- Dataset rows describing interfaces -
◇ ◇ ◇ ◇ ◇
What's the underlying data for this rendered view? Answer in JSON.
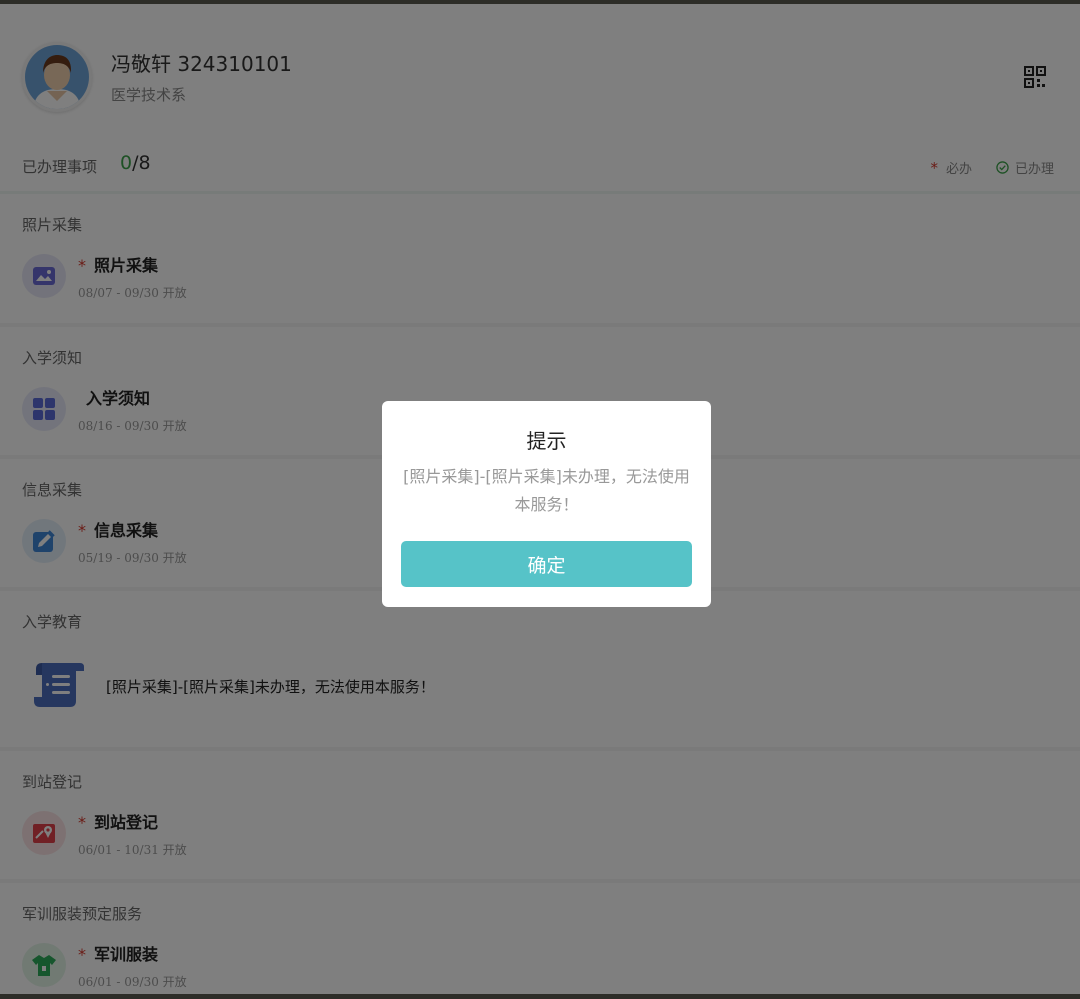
{
  "user": {
    "name": "冯敬轩 324310101",
    "dept": "医学技术系"
  },
  "status": {
    "label": "已办理事项",
    "done": "0",
    "total": "/8",
    "legend_required": "必办",
    "legend_done": "已办理",
    "required_mark": "*"
  },
  "sections": [
    {
      "title": "照片采集",
      "item": {
        "required": "*",
        "title": "照片采集",
        "date": "08/07 - 09/30 开放",
        "icon": "image-icon",
        "color": "#6b6bd6"
      }
    },
    {
      "title": "入学须知",
      "item": {
        "required": "",
        "title": "入学须知",
        "date": "08/16 - 09/30 开放",
        "icon": "grid-icon",
        "color": "#5a6bd8"
      }
    },
    {
      "title": "信息采集",
      "item": {
        "required": "*",
        "title": "信息采集",
        "date": "05/19 - 09/30 开放",
        "icon": "edit-icon",
        "color": "#3e86d6"
      }
    },
    {
      "title": "入学教育",
      "message": "[照片采集]-[照片采集]未办理，无法使用本服务！",
      "icon": "scroll-icon"
    },
    {
      "title": "到站登记",
      "item": {
        "required": "*",
        "title": "到站登记",
        "date": "06/01 - 10/31 开放",
        "icon": "map-pin-icon",
        "color": "#e2414a"
      }
    },
    {
      "title": "军训服装预定服务",
      "item": {
        "required": "*",
        "title": "军训服装",
        "date": "06/01 - 09/30 开放",
        "icon": "shirt-icon",
        "color": "#2cad5a"
      }
    }
  ],
  "dialog": {
    "title": "提示",
    "message": "[照片采集]-[照片采集]未办理，无法使用本服务！",
    "confirm": "确定"
  }
}
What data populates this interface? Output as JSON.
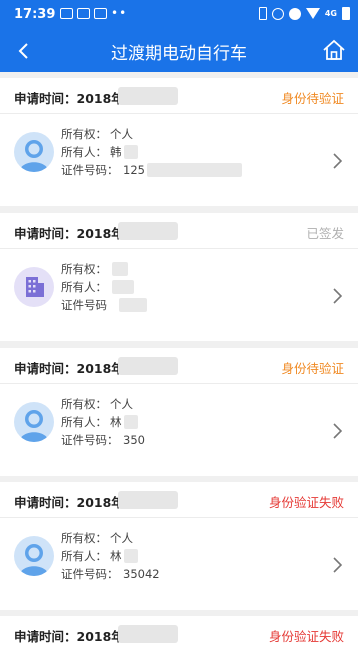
{
  "status_bar": {
    "time": "17:39",
    "network": "4G"
  },
  "header": {
    "title": "过渡期电动自行车",
    "back_icon": "back-arrow-icon",
    "home_icon": "home-icon"
  },
  "colors": {
    "primary": "#1a73e8",
    "pending": "#f08a24",
    "signed": "#b0b0b0",
    "failed": "#e53935"
  },
  "labels": {
    "apply_time": "申请时间：2018年",
    "ownership": "所有权：",
    "owner": "所有人：",
    "id_number": "证件号码：",
    "id_number_short": "证件号码"
  },
  "records": [
    {
      "status": "身份待验证",
      "status_type": "pending",
      "avatar": "person-avatar-icon",
      "ownership": "个人",
      "owner": "韩",
      "id_number": "125"
    },
    {
      "status": "已签发",
      "status_type": "signed",
      "avatar": "building-avatar-icon",
      "ownership": "",
      "owner": "",
      "id_number": ""
    },
    {
      "status": "身份待验证",
      "status_type": "pending",
      "avatar": "person-avatar-icon",
      "ownership": "个人",
      "owner": "林",
      "id_number": "350"
    },
    {
      "status": "身份验证失败",
      "status_type": "failed",
      "avatar": "person-avatar-icon",
      "ownership": "个人",
      "owner": "林",
      "id_number": "35042"
    },
    {
      "status": "身份验证失败",
      "status_type": "failed"
    }
  ]
}
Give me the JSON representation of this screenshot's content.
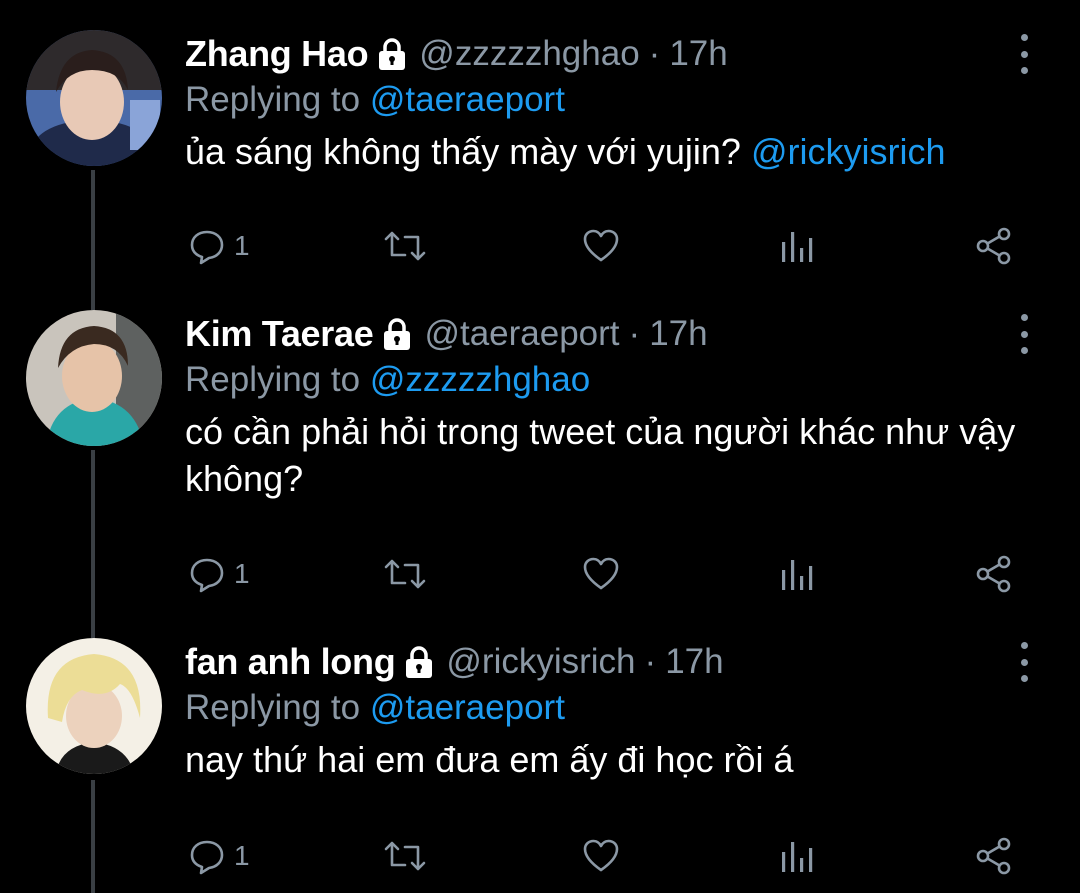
{
  "accent_color": "#1d9bf0",
  "muted_color": "#8b98a5",
  "tweets": [
    {
      "name": "Zhang Hao",
      "handle": "@zzzzzhghao",
      "separator": "·",
      "time": "17h",
      "replying_prefix": "Replying to",
      "replying_to": "@taeraeport",
      "text": "ủa sáng không thấy mày với yujin?",
      "text_mention": "@rickyisrich",
      "reply_count": "1",
      "icons": [
        "lock-icon",
        "reply-icon",
        "retweet-icon",
        "like-icon",
        "analytics-icon",
        "share-icon",
        "more-icon"
      ]
    },
    {
      "name": "Kim Taerae",
      "handle": "@taeraeport",
      "separator": "·",
      "time": "17h",
      "replying_prefix": "Replying to",
      "replying_to": "@zzzzzhghao",
      "text": "có cần phải hỏi trong tweet của người khác như vậy không?",
      "text_mention": "",
      "reply_count": "1",
      "icons": [
        "lock-icon",
        "reply-icon",
        "retweet-icon",
        "like-icon",
        "analytics-icon",
        "share-icon",
        "more-icon"
      ]
    },
    {
      "name": "fan anh long",
      "handle": "@rickyisrich",
      "separator": "·",
      "time": "17h",
      "replying_prefix": "Replying to",
      "replying_to": "@taeraeport",
      "text": "nay thứ hai em đưa em ấy đi học rồi á",
      "text_mention": "",
      "reply_count": "1",
      "icons": [
        "lock-icon",
        "reply-icon",
        "retweet-icon",
        "like-icon",
        "analytics-icon",
        "share-icon",
        "more-icon"
      ]
    }
  ]
}
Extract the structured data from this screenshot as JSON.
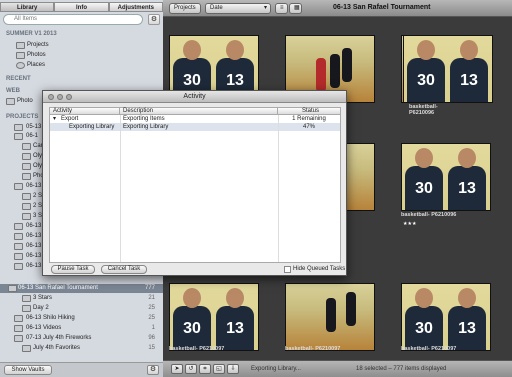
{
  "library_tabs": [
    "Library",
    "Info",
    "Adjustments"
  ],
  "search": {
    "placeholder": "All Items"
  },
  "sidebar": {
    "section_summer": "SUMMER V1 2013",
    "top_items": [
      {
        "label": "Projects"
      },
      {
        "label": "Photos"
      },
      {
        "label": "Places"
      }
    ],
    "section_recent": "RECENT",
    "section_web": "WEB",
    "web_item": "Photo",
    "section_projects": "PROJECTS",
    "project_items": [
      {
        "label": "05-13",
        "count": ""
      },
      {
        "label": "06-1",
        "count": ""
      },
      {
        "label": "Can",
        "count": ""
      },
      {
        "label": "Oly",
        "count": ""
      },
      {
        "label": "Oly",
        "count": ""
      },
      {
        "label": "Pho",
        "count": ""
      },
      {
        "label": "06-13",
        "count": ""
      },
      {
        "label": "2 St",
        "count": ""
      },
      {
        "label": "2 St",
        "count": ""
      },
      {
        "label": "3 St",
        "count": ""
      },
      {
        "label": "06-13",
        "count": ""
      },
      {
        "label": "06-13",
        "count": ""
      },
      {
        "label": "06-13",
        "count": ""
      },
      {
        "label": "06-13",
        "count": ""
      },
      {
        "label": "06-13",
        "count": ""
      },
      {
        "label": "06-13 San Rafael Tournament",
        "count": "777"
      },
      {
        "label": "3 Stars",
        "count": "21"
      },
      {
        "label": "Day 2",
        "count": "25"
      },
      {
        "label": "06-13 Shilo Hiking",
        "count": "25"
      },
      {
        "label": "06-13 Videos",
        "count": "1"
      },
      {
        "label": "07-13 July 4th Fireworks",
        "count": "96"
      },
      {
        "label": "July 4th Favorites",
        "count": "15"
      }
    ],
    "show_vaults": "Show Vaults"
  },
  "toolbar": {
    "projects_label": "Projects",
    "sort_label": "Date",
    "title": "06-13 San Rafael Tournament"
  },
  "photos": {
    "captions": [
      "basketball- P6210096",
      "basketball- P6210097"
    ]
  },
  "status": {
    "exporting": "Exporting Library...",
    "selection": "18 selected – 777 items displayed"
  },
  "dialog": {
    "title": "Activity",
    "columns": [
      "Activity",
      "Description",
      "Status"
    ],
    "rows": [
      {
        "activity": "Export",
        "description": "Exporting Items",
        "status": "1 Remaining"
      },
      {
        "activity": "Exporting Library",
        "description": "Exporting Library",
        "status": "47%"
      }
    ],
    "pause_label": "Pause Task",
    "cancel_label": "Cancel Task",
    "hide_label": "Hide Queued Tasks"
  },
  "colors": {
    "selection": "#7b8694",
    "accent": "#dde3ec"
  }
}
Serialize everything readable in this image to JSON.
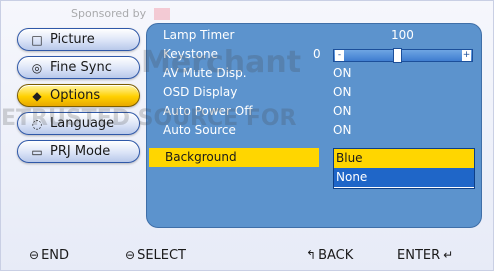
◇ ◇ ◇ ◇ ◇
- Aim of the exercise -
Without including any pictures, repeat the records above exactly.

- Written answer -
What's the underlying data for this rendered view? Answer in JSON.
{
  "user": {
    "name": "冯敬轩 324310101",
    "dept": "医学技术系"
  },
  "status": {
    "label": "已办理事项",
    "done": "0",
    "total": "/8",
    "legend_required": "必办",
    "legend_done": "已办理",
    "required_mark": "*"
  },
  "sections": [
    {
      "title": "照片采集",
      "item": {
        "required": "*",
        "title": "照片采集",
        "date": "08/07 - 09/30 开放",
        "icon": "image-icon",
        "color": "#6b6bd6"
      }
    },
    {
      "title": "入学须知",
      "item": {
        "required": "",
        "title": "入学须知",
        "date": "08/16 - 09/30 开放",
        "icon": "grid-icon",
        "color": "#5a6bd8"
      }
    },
    {
      "title": "信息采集",
      "item": {
        "required": "*",
        "title": "信息采集",
        "date": "05/19 - 09/30 开放",
        "icon": "edit-icon",
        "color": "#3e86d6"
      }
    },
    {
      "title": "入学教育",
      "message": "[照片采集]-[照片采集]未办理，无法使用本服务！",
      "icon": "scroll-icon"
    },
    {
      "title": "到站登记",
      "item": {
        "required": "*",
        "title": "到站登记",
        "date": "06/01 - 10/31 开放",
        "icon": "map-pin-icon",
        "color": "#e2414a"
      }
    },
    {
      "title": "军训服装预定服务",
      "item": {
        "required": "*",
        "title": "军训服装",
        "date": "06/01 - 09/30 开放",
        "icon": "shirt-icon",
        "color": "#2cad5a"
      }
    }
  ],
  "dialog": {
    "title": "提示",
    "message": "[照片采集]-[照片采集]未办理，无法使用本服务！",
    "confirm": "确定"
  }
}
What data populates this interface? Output as JSON.
{
  "status_bar": {
    "time": "17:39",
    "network": "4G"
  },
  "header": {
    "title": "过渡期电动自行车",
    "back_icon": "back-arrow-icon",
    "home_icon": "home-icon"
  },
  "colors": {
    "primary": "#1a73e8",
    "pending": "#f08a24",
    "signed": "#b0b0b0",
    "failed": "#e53935"
  },
  "labels": {
    "apply_time": "申请时间：2018年",
    "ownership": "所有权：",
    "owner": "所有人：",
    "id_number": "证件号码：",
    "id_number_short": "证件号码"
  },
  "records": [
    {
      "status": "身份待验证",
      "status_type": "pending",
      "avatar": "person-avatar-icon",
      "ownership": "个人",
      "owner": "韩",
      "id_number": "125"
    },
    {
      "status": "已签发",
      "status_type": "signed",
      "avatar": "building-avatar-icon",
      "ownership": "",
      "owner": "",
      "id_number": ""
    },
    {
      "status": "身份待验证",
      "status_type": "pending",
      "avatar": "person-avatar-icon",
      "ownership": "个人",
      "owner": "林",
      "id_number": "350"
    },
    {
      "status": "身份验证失败",
      "status_type": "failed",
      "avatar": "person-avatar-icon",
      "ownership": "个人",
      "owner": "林",
      "id_number": "35042"
    },
    {
      "status": "身份验证失败",
      "status_type": "failed"
    }
  ]
}
Give me the JSON representation of this screenshot's content.
{
  "accent_color": "#1d9bf0",
  "muted_color": "#8b98a5",
  "tweets": [
    {
      "name": "Zhang Hao",
      "handle": "@zzzzzhghao",
      "separator": "·",
      "time": "17h",
      "replying_prefix": "Replying to",
      "replying_to": "@taeraeport",
      "text": "ủa sáng không thấy mày với yujin?",
      "text_mention": "@rickyisrich",
      "reply_count": "1",
      "icons": [
        "lock-icon",
        "reply-icon",
        "retweet-icon",
        "like-icon",
        "analytics-icon",
        "share-icon",
        "more-icon"
      ]
    },
    {
      "name": "Kim Taerae",
      "handle": "@taeraeport",
      "separator": "·",
      "time": "17h",
      "replying_prefix": "Replying to",
      "replying_to": "@zzzzzhghao",
      "text": "có cần phải hỏi trong tweet của người khác như vậy không?",
      "text_mention": "",
      "reply_count": "1",
      "icons": [
        "lock-icon",
        "reply-icon",
        "retweet-icon",
        "like-icon",
        "analytics-icon",
        "share-icon",
        "more-icon"
      ]
    },
    {
      "name": "fan anh long",
      "handle": "@rickyisrich",
      "separator": "·",
      "time": "17h",
      "replying_prefix": "Replying to",
      "replying_to": "@taeraeport",
      "text": "nay thứ hai em đưa em ấy đi học rồi á",
      "text_mention": "",
      "reply_count": "1",
      "icons": [
        "lock-icon",
        "reply-icon",
        "retweet-icon",
        "like-icon",
        "analytics-icon",
        "share-icon",
        "more-icon"
      ]
    }
  ]
}
Extract the structured data from this screenshot as JSON.
{
  "library_tabs": [
    "Library",
    "Info",
    "Adjustments"
  ],
  "search": {
    "placeholder": "All Items"
  },
  "sidebar": {
    "section_summer": "SUMMER V1 2013",
    "top_items": [
      {
        "label": "Projects"
      },
      {
        "label": "Photos"
      },
      {
        "label": "Places"
      }
    ],
    "section_recent": "RECENT",
    "section_web": "WEB",
    "web_item": "Photo",
    "section_projects": "PROJECTS",
    "project_items": [
      {
        "label": "05-13",
        "count": ""
      },
      {
        "label": "06-1",
        "count": ""
      },
      {
        "label": "Can",
        "count": ""
      },
      {
        "label": "Oly",
        "count": ""
      },
      {
        "label": "Oly",
        "count": ""
      },
      {
        "label": "Pho",
        "count": ""
      },
      {
        "label": "06-13",
        "count": ""
      },
      {
        "label": "2 St",
        "count": ""
      },
      {
        "label": "2 St",
        "count": ""
      },
      {
        "label": "3 St",
        "count": ""
      },
      {
        "label": "06-13",
        "count": ""
      },
      {
        "label": "06-13",
        "count": ""
      },
      {
        "label": "06-13",
        "count": ""
      },
      {
        "label": "06-13",
        "count": ""
      },
      {
        "label": "06-13",
        "count": ""
      },
      {
        "label": "06-13 San Rafael Tournament",
        "count": "777"
      },
      {
        "label": "3 Stars",
        "count": "21"
      },
      {
        "label": "Day 2",
        "count": "25"
      },
      {
        "label": "06-13 Shilo Hiking",
        "count": "25"
      },
      {
        "label": "06-13 Videos",
        "count": "1"
      },
      {
        "label": "07-13 July 4th Fireworks",
        "count": "96"
      },
      {
        "label": "July 4th Favorites",
        "count": "15"
      }
    ],
    "show_vaults": "Show Vaults"
  },
  "toolbar": {
    "projects_label": "Projects",
    "sort_label": "Date",
    "title": "06-13 San Rafael Tournament"
  },
  "photos": {
    "captions": [
      "basketball- P6210096",
      "basketball- P6210097"
    ]
  },
  "status": {
    "exporting": "Exporting Library...",
    "selection": "18 selected – 777 items displayed"
  },
  "dialog": {
    "title": "Activity",
    "columns": [
      "Activity",
      "Description",
      "Status"
    ],
    "rows": [
      {
        "activity": "Export",
        "description": "Exporting Items",
        "status": "1 Remaining"
      },
      {
        "activity": "Exporting Library",
        "description": "Exporting Library",
        "status": "47%"
      }
    ],
    "pause_label": "Pause Task",
    "cancel_label": "Cancel Task",
    "hide_label": "Hide Queued Tasks"
  },
  "colors": {
    "selection": "#7b8694",
    "accent": "#dde3ec"
  }
}
Serialize everything readable in this image to JSON.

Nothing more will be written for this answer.